▶ Task statement:
Extract each line of the records below that contains the word "into".

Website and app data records
= = = =

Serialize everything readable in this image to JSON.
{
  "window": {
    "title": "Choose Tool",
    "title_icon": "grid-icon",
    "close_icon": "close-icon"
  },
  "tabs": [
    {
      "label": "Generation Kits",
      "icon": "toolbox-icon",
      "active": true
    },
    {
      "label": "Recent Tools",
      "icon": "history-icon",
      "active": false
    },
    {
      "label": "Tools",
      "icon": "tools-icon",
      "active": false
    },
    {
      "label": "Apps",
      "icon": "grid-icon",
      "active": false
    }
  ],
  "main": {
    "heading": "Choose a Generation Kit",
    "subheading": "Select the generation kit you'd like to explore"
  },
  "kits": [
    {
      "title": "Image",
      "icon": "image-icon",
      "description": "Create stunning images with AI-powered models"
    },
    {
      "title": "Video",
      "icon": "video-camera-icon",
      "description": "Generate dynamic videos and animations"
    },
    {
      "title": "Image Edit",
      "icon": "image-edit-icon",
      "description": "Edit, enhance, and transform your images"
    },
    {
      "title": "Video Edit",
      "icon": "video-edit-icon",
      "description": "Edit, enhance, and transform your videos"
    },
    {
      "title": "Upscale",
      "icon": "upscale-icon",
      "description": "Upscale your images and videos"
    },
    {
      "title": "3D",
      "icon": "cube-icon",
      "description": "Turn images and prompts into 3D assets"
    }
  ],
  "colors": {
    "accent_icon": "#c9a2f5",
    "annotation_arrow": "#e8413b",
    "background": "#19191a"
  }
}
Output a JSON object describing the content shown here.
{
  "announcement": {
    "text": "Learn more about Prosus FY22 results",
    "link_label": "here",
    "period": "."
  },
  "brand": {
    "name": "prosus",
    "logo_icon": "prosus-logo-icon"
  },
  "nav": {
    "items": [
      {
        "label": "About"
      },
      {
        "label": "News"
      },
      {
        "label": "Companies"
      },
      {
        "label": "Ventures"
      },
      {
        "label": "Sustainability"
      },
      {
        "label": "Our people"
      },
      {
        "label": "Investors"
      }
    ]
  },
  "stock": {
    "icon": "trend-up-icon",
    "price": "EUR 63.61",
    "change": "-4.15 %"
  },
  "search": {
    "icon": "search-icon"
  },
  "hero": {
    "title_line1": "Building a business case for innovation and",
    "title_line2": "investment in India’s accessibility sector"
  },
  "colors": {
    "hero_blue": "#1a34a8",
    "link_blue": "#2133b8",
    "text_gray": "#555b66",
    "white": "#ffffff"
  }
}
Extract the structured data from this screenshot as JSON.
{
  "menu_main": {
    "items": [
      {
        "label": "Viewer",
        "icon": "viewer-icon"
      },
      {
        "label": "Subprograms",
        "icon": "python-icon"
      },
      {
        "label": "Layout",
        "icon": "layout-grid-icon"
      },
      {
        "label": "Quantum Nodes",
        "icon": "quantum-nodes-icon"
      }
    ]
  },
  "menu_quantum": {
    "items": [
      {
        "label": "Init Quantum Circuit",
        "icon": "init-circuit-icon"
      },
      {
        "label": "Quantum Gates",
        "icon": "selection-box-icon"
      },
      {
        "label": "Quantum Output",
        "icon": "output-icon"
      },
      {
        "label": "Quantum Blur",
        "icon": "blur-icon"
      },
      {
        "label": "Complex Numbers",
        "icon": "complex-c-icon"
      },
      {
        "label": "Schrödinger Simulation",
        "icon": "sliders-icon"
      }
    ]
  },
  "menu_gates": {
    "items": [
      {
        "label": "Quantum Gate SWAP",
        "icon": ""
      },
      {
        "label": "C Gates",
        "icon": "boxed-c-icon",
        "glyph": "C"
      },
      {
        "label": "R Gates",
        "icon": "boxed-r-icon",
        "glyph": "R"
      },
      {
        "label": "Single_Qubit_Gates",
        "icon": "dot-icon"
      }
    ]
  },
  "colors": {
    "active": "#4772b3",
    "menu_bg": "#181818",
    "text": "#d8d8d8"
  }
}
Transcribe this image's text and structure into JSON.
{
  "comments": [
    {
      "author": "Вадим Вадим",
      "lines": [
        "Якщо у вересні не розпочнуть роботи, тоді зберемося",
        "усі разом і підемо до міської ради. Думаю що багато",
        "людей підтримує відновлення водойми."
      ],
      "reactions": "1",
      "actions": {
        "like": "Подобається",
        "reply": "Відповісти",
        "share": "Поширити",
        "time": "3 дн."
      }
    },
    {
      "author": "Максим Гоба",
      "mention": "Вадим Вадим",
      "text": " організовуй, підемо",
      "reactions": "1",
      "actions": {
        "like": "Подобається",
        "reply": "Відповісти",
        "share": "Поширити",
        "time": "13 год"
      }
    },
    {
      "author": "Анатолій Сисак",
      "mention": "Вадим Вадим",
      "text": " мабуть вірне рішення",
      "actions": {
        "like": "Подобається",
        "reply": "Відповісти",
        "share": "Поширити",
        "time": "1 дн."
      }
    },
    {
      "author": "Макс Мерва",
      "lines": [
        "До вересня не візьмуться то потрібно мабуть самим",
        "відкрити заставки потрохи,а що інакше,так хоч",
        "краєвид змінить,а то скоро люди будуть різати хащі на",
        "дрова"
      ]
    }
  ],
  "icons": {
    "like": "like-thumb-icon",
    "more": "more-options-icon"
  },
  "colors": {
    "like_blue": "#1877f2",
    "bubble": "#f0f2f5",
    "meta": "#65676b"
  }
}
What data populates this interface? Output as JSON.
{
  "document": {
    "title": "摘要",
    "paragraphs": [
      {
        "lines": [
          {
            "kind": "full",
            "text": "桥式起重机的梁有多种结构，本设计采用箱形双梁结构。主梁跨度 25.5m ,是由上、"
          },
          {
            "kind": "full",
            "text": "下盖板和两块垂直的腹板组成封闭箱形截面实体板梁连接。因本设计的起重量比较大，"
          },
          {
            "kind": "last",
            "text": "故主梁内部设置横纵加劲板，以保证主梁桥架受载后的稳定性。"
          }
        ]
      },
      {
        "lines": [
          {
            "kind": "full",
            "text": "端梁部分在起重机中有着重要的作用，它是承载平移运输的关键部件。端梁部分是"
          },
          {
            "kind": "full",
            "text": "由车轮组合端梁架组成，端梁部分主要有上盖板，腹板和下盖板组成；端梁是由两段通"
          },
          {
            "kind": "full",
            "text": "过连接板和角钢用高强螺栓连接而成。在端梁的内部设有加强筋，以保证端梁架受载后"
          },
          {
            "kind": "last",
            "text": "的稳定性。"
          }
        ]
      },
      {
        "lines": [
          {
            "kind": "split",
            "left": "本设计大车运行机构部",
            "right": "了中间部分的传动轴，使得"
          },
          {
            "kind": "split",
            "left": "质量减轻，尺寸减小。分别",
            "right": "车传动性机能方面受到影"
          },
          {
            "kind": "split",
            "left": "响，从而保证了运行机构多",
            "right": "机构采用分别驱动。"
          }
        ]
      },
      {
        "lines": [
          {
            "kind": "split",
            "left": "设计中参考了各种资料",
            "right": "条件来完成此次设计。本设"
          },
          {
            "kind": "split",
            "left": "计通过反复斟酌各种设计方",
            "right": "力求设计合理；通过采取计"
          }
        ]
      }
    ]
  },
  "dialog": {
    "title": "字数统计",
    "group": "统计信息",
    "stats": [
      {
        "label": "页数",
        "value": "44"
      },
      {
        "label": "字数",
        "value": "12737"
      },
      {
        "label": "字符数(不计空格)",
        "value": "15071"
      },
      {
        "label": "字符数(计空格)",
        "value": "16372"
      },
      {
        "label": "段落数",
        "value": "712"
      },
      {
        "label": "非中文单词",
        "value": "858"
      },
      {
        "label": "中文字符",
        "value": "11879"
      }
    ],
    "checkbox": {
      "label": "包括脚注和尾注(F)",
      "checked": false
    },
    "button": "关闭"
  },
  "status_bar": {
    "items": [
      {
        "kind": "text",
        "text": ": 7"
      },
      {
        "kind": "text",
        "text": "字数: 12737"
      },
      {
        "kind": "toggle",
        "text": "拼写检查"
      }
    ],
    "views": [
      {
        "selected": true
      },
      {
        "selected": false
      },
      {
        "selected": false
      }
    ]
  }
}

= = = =

▶ Written answer:
      "description": "Turn images and prompts into 3D assets"
Transcribe this image's text and structure into JSON.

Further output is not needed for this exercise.